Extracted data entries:

· · · · · · ·

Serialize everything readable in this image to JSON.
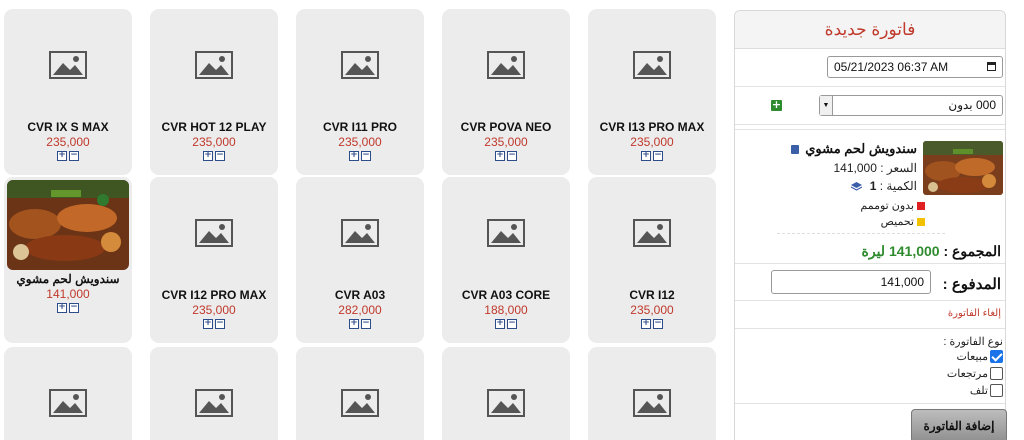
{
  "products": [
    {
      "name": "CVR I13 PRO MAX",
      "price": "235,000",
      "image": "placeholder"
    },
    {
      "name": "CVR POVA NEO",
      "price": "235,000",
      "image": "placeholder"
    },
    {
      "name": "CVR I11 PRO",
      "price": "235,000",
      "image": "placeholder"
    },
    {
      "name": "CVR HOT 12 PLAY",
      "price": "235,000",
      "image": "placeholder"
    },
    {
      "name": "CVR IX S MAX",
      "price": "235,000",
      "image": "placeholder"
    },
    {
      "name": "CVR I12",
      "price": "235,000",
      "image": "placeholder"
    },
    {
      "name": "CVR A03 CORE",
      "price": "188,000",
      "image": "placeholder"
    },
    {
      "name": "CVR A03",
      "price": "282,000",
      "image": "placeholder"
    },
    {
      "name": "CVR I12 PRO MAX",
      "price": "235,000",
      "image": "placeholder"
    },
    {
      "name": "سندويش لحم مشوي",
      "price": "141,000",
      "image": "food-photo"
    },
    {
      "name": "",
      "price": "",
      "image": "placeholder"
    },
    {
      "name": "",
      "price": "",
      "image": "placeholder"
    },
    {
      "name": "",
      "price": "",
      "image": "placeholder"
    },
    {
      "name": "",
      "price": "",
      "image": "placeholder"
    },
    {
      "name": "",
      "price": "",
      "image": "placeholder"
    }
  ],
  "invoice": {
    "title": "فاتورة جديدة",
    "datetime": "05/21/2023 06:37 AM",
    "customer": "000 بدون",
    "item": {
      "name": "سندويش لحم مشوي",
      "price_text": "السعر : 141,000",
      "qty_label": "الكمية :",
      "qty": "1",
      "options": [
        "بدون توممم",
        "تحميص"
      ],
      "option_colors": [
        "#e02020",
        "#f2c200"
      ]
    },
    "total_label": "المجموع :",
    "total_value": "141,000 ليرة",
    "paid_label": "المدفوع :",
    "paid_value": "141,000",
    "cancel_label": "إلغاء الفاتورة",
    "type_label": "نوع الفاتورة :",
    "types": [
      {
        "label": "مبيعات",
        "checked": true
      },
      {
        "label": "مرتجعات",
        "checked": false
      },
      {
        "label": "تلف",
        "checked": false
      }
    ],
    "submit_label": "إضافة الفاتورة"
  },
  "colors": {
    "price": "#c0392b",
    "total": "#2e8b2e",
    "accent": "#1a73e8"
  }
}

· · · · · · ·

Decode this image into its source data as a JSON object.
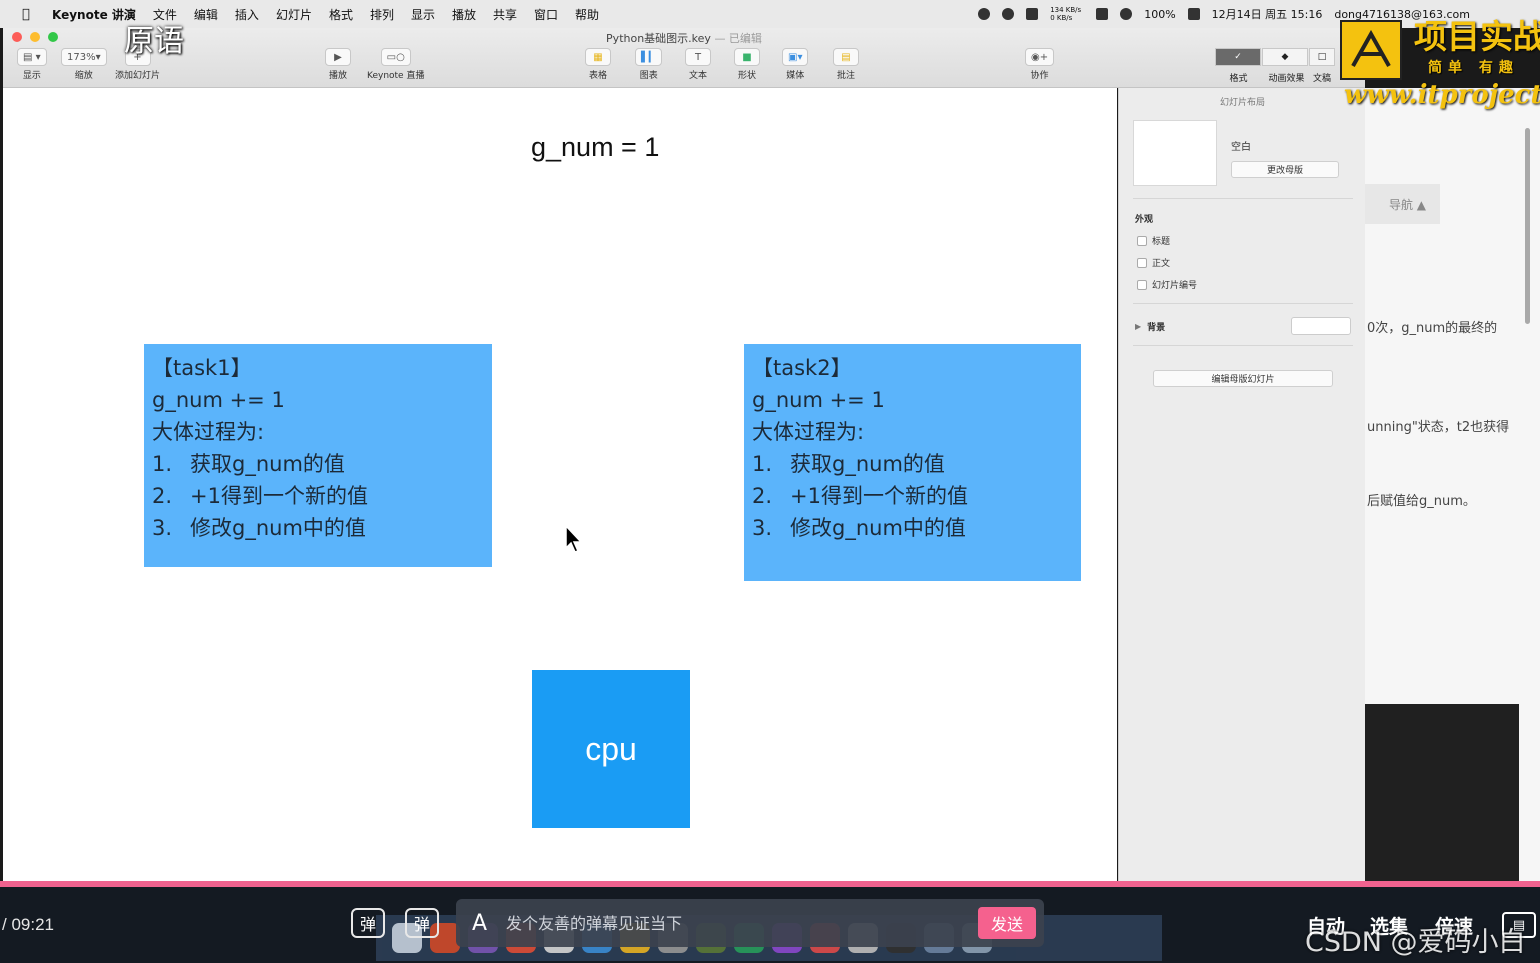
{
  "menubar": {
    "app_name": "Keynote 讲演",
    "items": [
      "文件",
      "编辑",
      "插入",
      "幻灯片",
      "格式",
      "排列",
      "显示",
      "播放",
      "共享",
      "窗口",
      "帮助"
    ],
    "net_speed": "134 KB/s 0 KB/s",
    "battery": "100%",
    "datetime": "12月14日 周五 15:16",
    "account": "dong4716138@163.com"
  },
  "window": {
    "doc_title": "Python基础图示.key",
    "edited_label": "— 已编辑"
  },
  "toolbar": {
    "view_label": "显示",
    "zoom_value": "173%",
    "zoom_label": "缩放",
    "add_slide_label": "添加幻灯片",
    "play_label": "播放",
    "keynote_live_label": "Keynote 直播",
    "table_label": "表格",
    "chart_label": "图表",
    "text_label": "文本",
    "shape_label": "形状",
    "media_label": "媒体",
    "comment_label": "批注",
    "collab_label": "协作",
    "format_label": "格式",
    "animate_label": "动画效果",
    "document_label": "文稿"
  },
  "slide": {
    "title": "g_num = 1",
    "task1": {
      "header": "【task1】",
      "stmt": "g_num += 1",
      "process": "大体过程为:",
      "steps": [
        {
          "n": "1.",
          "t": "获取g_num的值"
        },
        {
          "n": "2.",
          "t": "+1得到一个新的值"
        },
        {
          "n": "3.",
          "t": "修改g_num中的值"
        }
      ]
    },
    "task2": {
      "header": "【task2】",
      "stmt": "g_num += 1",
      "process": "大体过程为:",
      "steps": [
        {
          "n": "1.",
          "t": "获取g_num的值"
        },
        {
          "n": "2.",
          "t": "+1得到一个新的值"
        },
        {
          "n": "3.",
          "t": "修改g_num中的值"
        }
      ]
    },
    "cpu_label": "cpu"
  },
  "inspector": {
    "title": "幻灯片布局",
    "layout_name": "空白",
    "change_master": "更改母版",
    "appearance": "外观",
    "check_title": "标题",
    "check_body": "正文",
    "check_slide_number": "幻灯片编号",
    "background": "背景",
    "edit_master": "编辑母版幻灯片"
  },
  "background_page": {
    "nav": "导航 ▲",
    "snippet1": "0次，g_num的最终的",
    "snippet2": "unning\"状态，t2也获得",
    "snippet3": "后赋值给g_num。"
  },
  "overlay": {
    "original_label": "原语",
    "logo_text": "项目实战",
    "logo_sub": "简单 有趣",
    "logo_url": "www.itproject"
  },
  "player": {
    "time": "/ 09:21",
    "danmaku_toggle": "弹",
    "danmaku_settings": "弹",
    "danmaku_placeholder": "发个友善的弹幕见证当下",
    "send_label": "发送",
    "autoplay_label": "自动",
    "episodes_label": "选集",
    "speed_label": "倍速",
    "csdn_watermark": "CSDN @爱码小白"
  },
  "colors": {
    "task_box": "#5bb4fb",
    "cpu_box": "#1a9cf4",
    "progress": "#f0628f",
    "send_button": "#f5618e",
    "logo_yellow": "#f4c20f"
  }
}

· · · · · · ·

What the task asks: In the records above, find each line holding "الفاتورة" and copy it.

Result of this task:
    "cancel_label": "إلغاء الفاتورة",
    "type_label": "نوع الفاتورة :",
    "submit_label": "إضافة الفاتورة"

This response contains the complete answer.